Don’t let the company's name fool you, Beyerdynamic’s M160 is by no means a dynamic microphone. M160’s are ribbon mics with an interesting twist inside. This mic is rocking a double ribbon transducer that gives it an interesting timbre compared to other mics of the same technology. Just like 121s, it is common to pair M160s with a 57 or another dynamic mic of some kind. Although, some people prefer the sound of just a single M160 on the outside of the speaker cone. Regardless of how you set up this mic, it’s going to perform well. It may not sound just like a 121, but if you are trying to get an iconic ribbon sound, the Beyerdynamic M160 is one of the best picks under a grand.
AKG C414 XLII - $799.00

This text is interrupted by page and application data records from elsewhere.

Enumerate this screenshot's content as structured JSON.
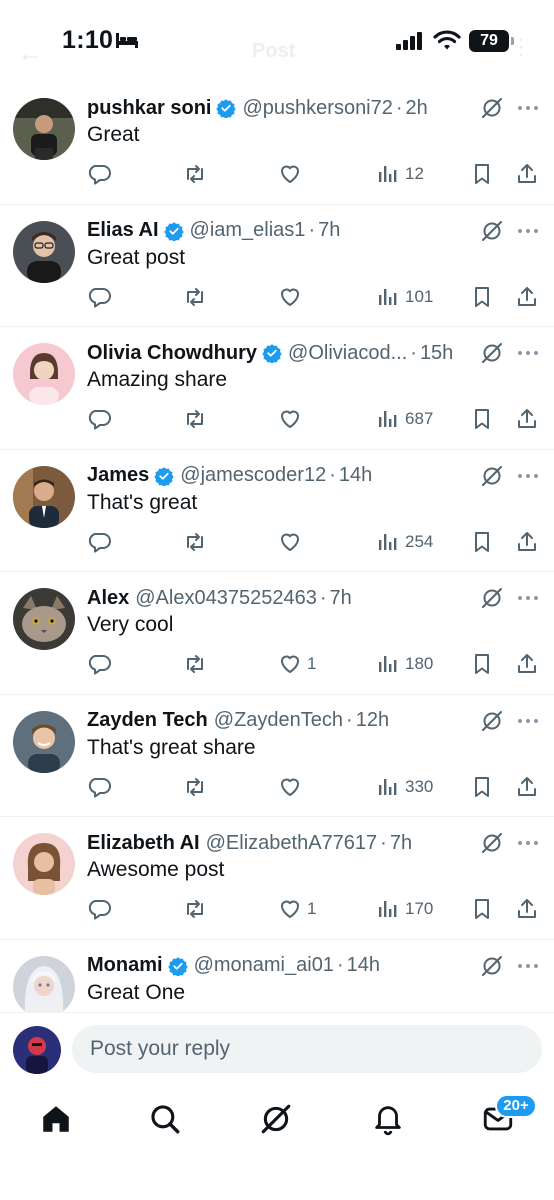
{
  "status_bar": {
    "time": "1:10",
    "battery": "79"
  },
  "header": {
    "title": "Post"
  },
  "colors": {
    "accent": "#1d9bf0",
    "text": "#0f1419",
    "secondary": "#536471"
  },
  "replies": [
    {
      "name": "pushkar soni",
      "verified": true,
      "handle": "@pushkersoni72",
      "time": "2h",
      "text": "Great",
      "likes": "",
      "views": "12"
    },
    {
      "name": "Elias AI",
      "verified": true,
      "handle": "@iam_elias1",
      "time": "7h",
      "text": "Great post",
      "likes": "",
      "views": "101"
    },
    {
      "name": "Olivia Chowdhury",
      "verified": true,
      "handle": "@Oliviacod...",
      "time": "15h",
      "text": "Amazing share",
      "likes": "",
      "views": "687"
    },
    {
      "name": "James",
      "verified": true,
      "handle": "@jamescoder12",
      "time": "14h",
      "text": "That's great",
      "likes": "",
      "views": "254"
    },
    {
      "name": "Alex",
      "verified": false,
      "handle": "@Alex04375252463",
      "time": "7h",
      "text": "Very cool",
      "likes": "1",
      "views": "180"
    },
    {
      "name": "Zayden Tech",
      "verified": false,
      "handle": "@ZaydenTech",
      "time": "12h",
      "text": "That's great share",
      "likes": "",
      "views": "330"
    },
    {
      "name": "Elizabeth AI",
      "verified": false,
      "handle": "@ElizabethA77617",
      "time": "7h",
      "text": "Awesome post",
      "likes": "1",
      "views": "170"
    },
    {
      "name": "Monami",
      "verified": true,
      "handle": "@monami_ai01",
      "time": "14h",
      "text": "Great One",
      "likes": "",
      "views": ""
    }
  ],
  "composer": {
    "placeholder": "Post your reply"
  },
  "tab_bar": {
    "items": [
      "home-icon",
      "search-icon",
      "grok-icon",
      "bell-icon",
      "mail-icon"
    ],
    "messages_badge": "20+"
  }
}
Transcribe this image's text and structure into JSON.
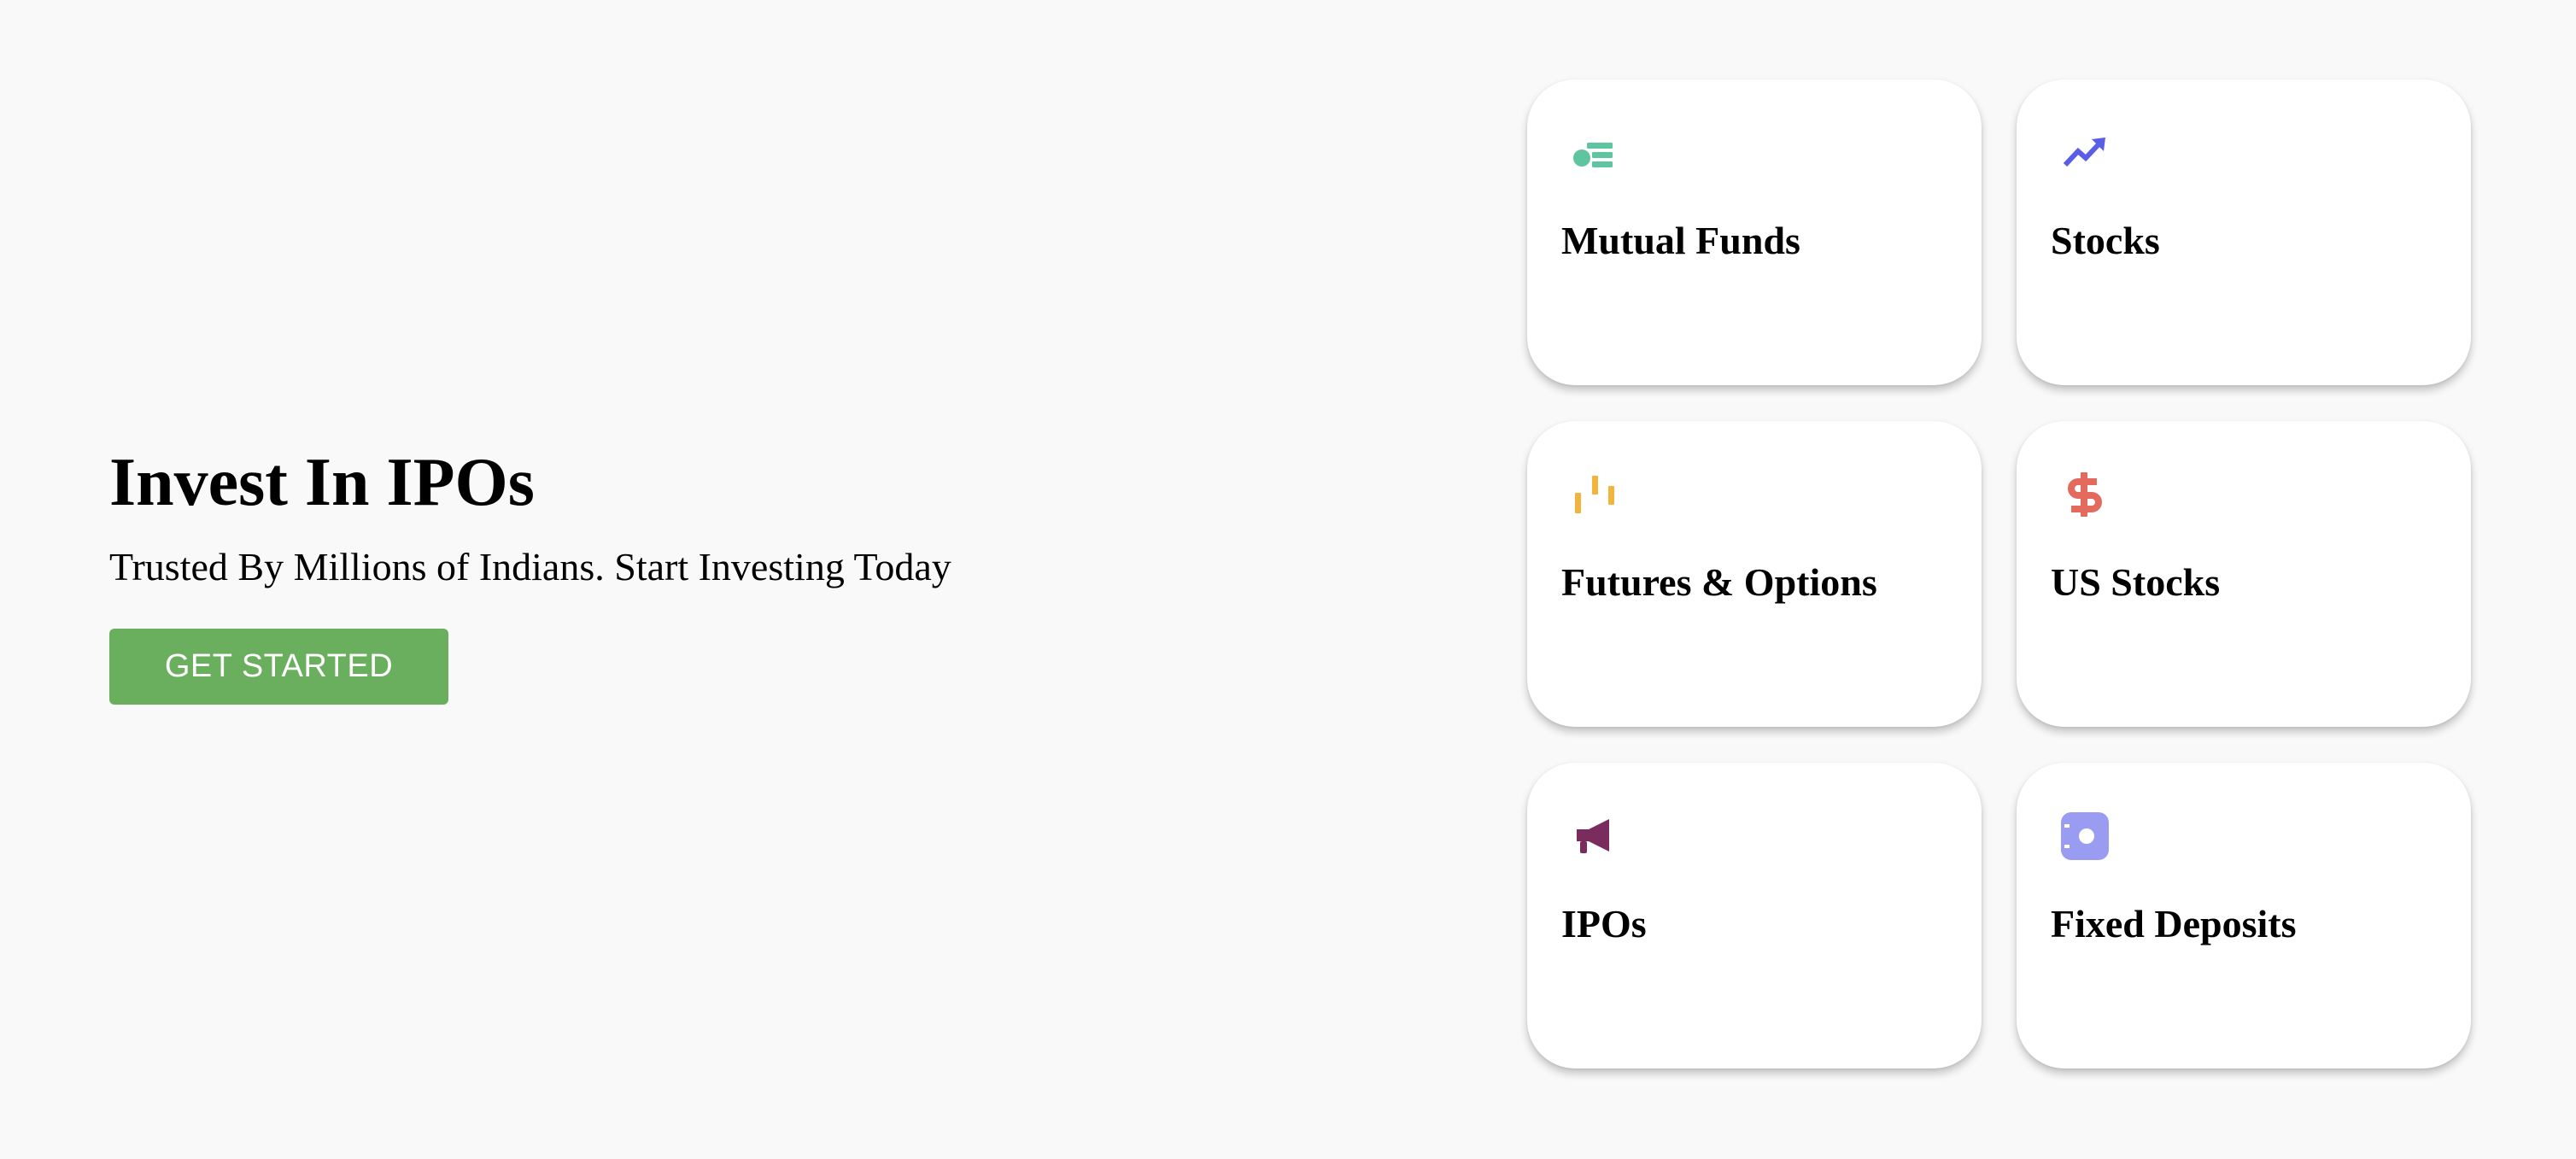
{
  "hero": {
    "title": "Invest In IPOs",
    "subtitle": "Trusted By Millions of Indians. Start Investing Today",
    "cta_label": "GET STARTED",
    "cta_color": "#6aaf5e"
  },
  "products": [
    {
      "label": "Mutual Funds",
      "icon": "mutual-funds-icon",
      "color": "#5fc4a0"
    },
    {
      "label": "Stocks",
      "icon": "trending-up-icon",
      "color": "#5a5ee6"
    },
    {
      "label": "Futures & Options",
      "icon": "candlestick-icon",
      "color": "#f2b43c"
    },
    {
      "label": "US Stocks",
      "icon": "dollar-icon",
      "color": "#e46a5e"
    },
    {
      "label": "IPOs",
      "icon": "megaphone-icon",
      "color": "#7a2c5e"
    },
    {
      "label": "Fixed Deposits",
      "icon": "safe-icon",
      "color": "#9a9cf2"
    }
  ]
}
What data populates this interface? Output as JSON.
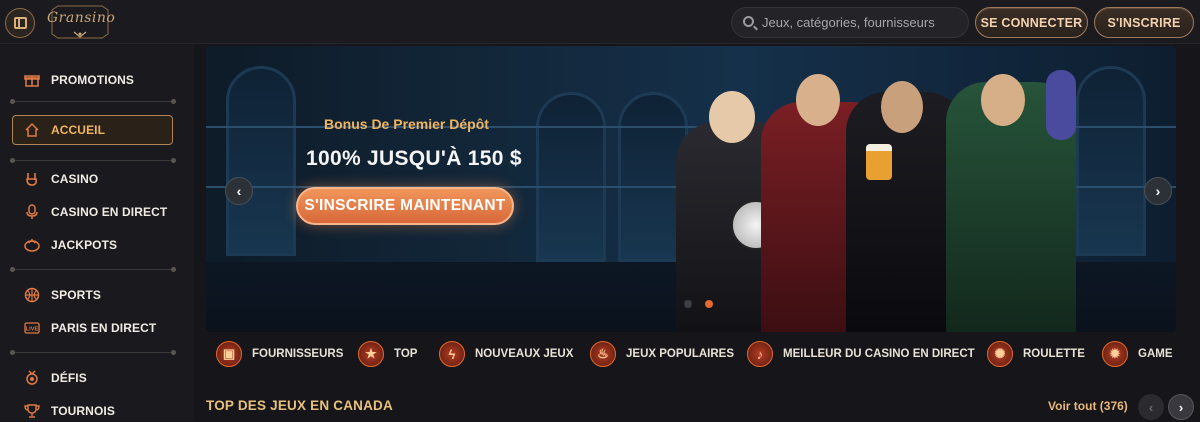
{
  "header": {
    "logo_text": "Gransino",
    "search_placeholder": "Jeux, catégories, fournisseurs",
    "login_label": "SE CONNECTER",
    "signup_label": "S'INSCRIRE"
  },
  "sidebar": {
    "items": [
      {
        "label": "PROMOTIONS",
        "icon": "gift-icon"
      },
      {
        "label": "ACCUEIL",
        "icon": "home-icon",
        "active": true
      },
      {
        "label": "CASINO",
        "icon": "rock-hand-icon"
      },
      {
        "label": "CASINO EN DIRECT",
        "icon": "microphone-icon"
      },
      {
        "label": "JACKPOTS",
        "icon": "jackpot-icon"
      },
      {
        "label": "SPORTS",
        "icon": "basketball-icon"
      },
      {
        "label": "PARIS EN DIRECT",
        "icon": "live-badge-icon"
      },
      {
        "label": "DÉFIS",
        "icon": "medal-icon"
      },
      {
        "label": "TOURNOIS",
        "icon": "trophy-icon"
      }
    ]
  },
  "banner": {
    "bonus_title": "Bonus De Premier Dépôt",
    "bonus_amount": "100% JUSQU'À 150 $",
    "cta_label": "S'INSCRIRE MAINTENANT",
    "slides_total": 2,
    "active_slide": 2
  },
  "categories": [
    {
      "label": "FOURNISSEURS",
      "icon": "slot-machine-icon"
    },
    {
      "label": "TOP",
      "icon": "star-icon"
    },
    {
      "label": "NOUVEAUX JEUX",
      "icon": "lightning-icon"
    },
    {
      "label": "JEUX POPULAIRES",
      "icon": "fire-icon"
    },
    {
      "label": "MEILLEUR DU CASINO EN DIRECT",
      "icon": "microphone-icon"
    },
    {
      "label": "ROULETTE",
      "icon": "roulette-icon"
    },
    {
      "label": "GAME",
      "icon": "wheel-icon"
    }
  ],
  "section": {
    "title": "TOP DES JEUX EN CANADA",
    "see_all": "Voir tout (376)"
  },
  "colors": {
    "accent": "#e26a2c",
    "gold": "#e8c07c",
    "background": "#16161a"
  }
}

You will see AKG’s C414 all over the place in the recording world. For vocals, overheads and acoustic instruments this thing really performs. However, these are all run of the mill things when looking at condenser mics. Yes, that’s right this is a condenser mic that works great for recording guitar cabs. While some condensers are great choices for getting the room sound of a cabinet, C414s can actually record great guitars period. What makes this awesome for you is the versatility of it all. Not only will this mic get you great sounding guitar tracks, but it also can function as a workhorse for your studio as a whole. With 9 pickup patterns, 3 pre-attenuation pads, and a 20-20khz range this offering from AKG is the most versatile on this list. If you're looking for a mic that can do much more than just great guitar tones, this might be the perfect option for you.
Every mic that I have listed here is a terrific option for one reason or another. Things like 57s and e609s are the perfect starting point for anyone looking to get into recording guitars. For those a little further along with a bigger budget a 121 or M160 will pair great with one of the previously mentioned dynamic options. Lastly, for anyone looking to get the most versatility for the money may want to look into something like the C414. This mic is the perfect kind to center a home studio around. However, as with all these mics, be sure not to rush into anything. This stuff is expensive, make sure you're getting what sounds best to your ears. With mics as common as these, you will likely be able to track down well-made shootouts/demos to help you figure out what they’re paying for. But also… these all sound wonderful!